- [Exercise aim]: Write out the entries below once more, exactly, with the pictures left out.
START Material provided
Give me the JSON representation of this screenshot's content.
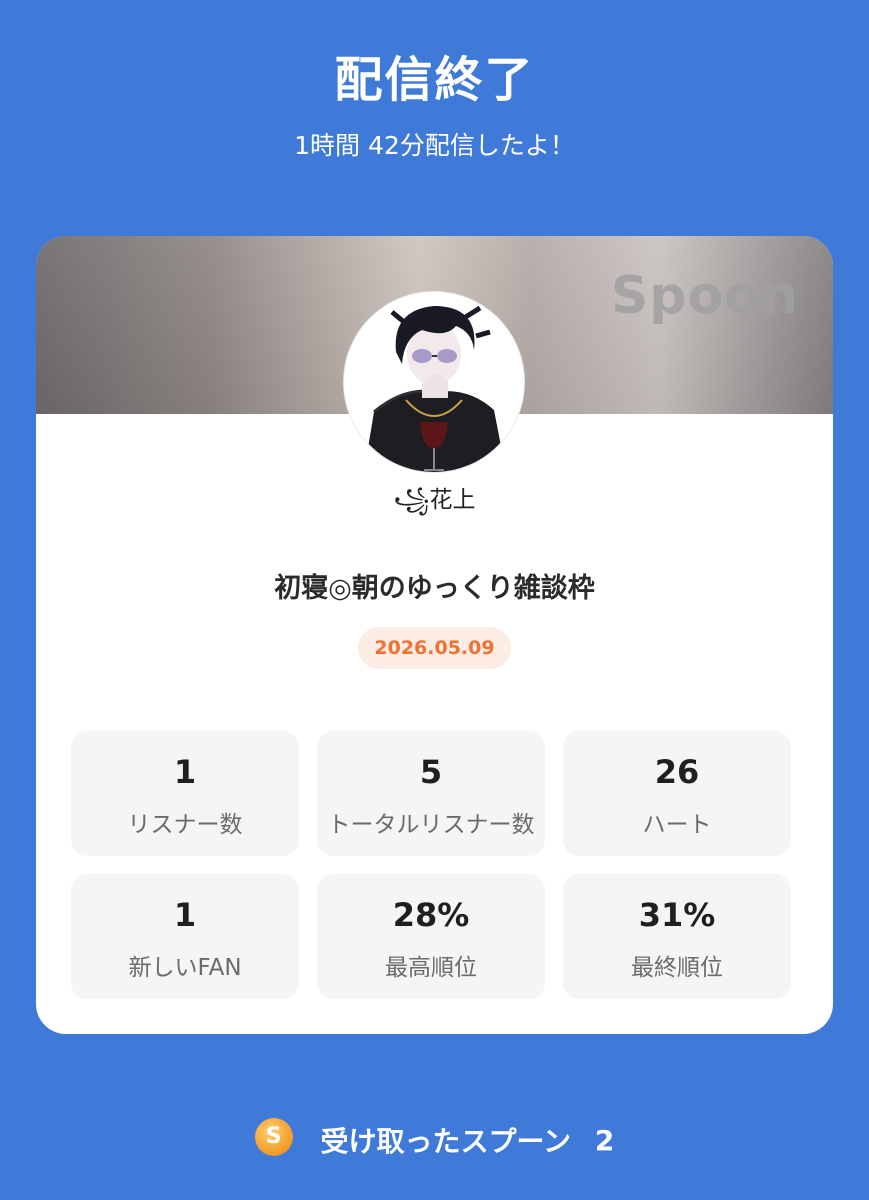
{
  "header": {
    "title": "配信終了",
    "subtitle": "1時間 42分配信したよ！"
  },
  "card": {
    "brand": "Spoon",
    "username": "꧁花上",
    "live_title": "初寝◎朝のゆっくり雑談枠",
    "date": "2026.05.09"
  },
  "stats": [
    {
      "value": "1",
      "label": "リスナー数"
    },
    {
      "value": "5",
      "label": "トータルリスナー数"
    },
    {
      "value": "26",
      "label": "ハート"
    },
    {
      "value": "1",
      "label": "新しいFAN"
    },
    {
      "value": "28%",
      "label": "最高順位"
    },
    {
      "value": "31%",
      "label": "最終順位"
    }
  ],
  "footer": {
    "coin_icon": "S",
    "spoons_label": "受け取ったスプーン",
    "spoons_count": "2"
  },
  "colors": {
    "background": "#3f7ad8",
    "accent": "#f07232",
    "coin": "#f6a433"
  }
}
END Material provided
- [Expected answer]:
Give me the JSON representation of this screenshot's content.
{
  "header": {
    "title": "配信終了",
    "subtitle": "1時間 42分配信したよ！"
  },
  "card": {
    "brand": "Spoon",
    "username": "꧁花上",
    "live_title": "初寝◎朝のゆっくり雑談枠",
    "date": "2026.05.09"
  },
  "stats": [
    {
      "value": "1",
      "label": "リスナー数"
    },
    {
      "value": "5",
      "label": "トータルリスナー数"
    },
    {
      "value": "26",
      "label": "ハート"
    },
    {
      "value": "1",
      "label": "新しいFAN"
    },
    {
      "value": "28%",
      "label": "最高順位"
    },
    {
      "value": "31%",
      "label": "最終順位"
    }
  ],
  "footer": {
    "coin_icon": "S",
    "spoons_label": "受け取ったスプーン",
    "spoons_count": "2"
  },
  "colors": {
    "background": "#3f7ad8",
    "accent": "#f07232",
    "coin": "#f6a433"
  }
}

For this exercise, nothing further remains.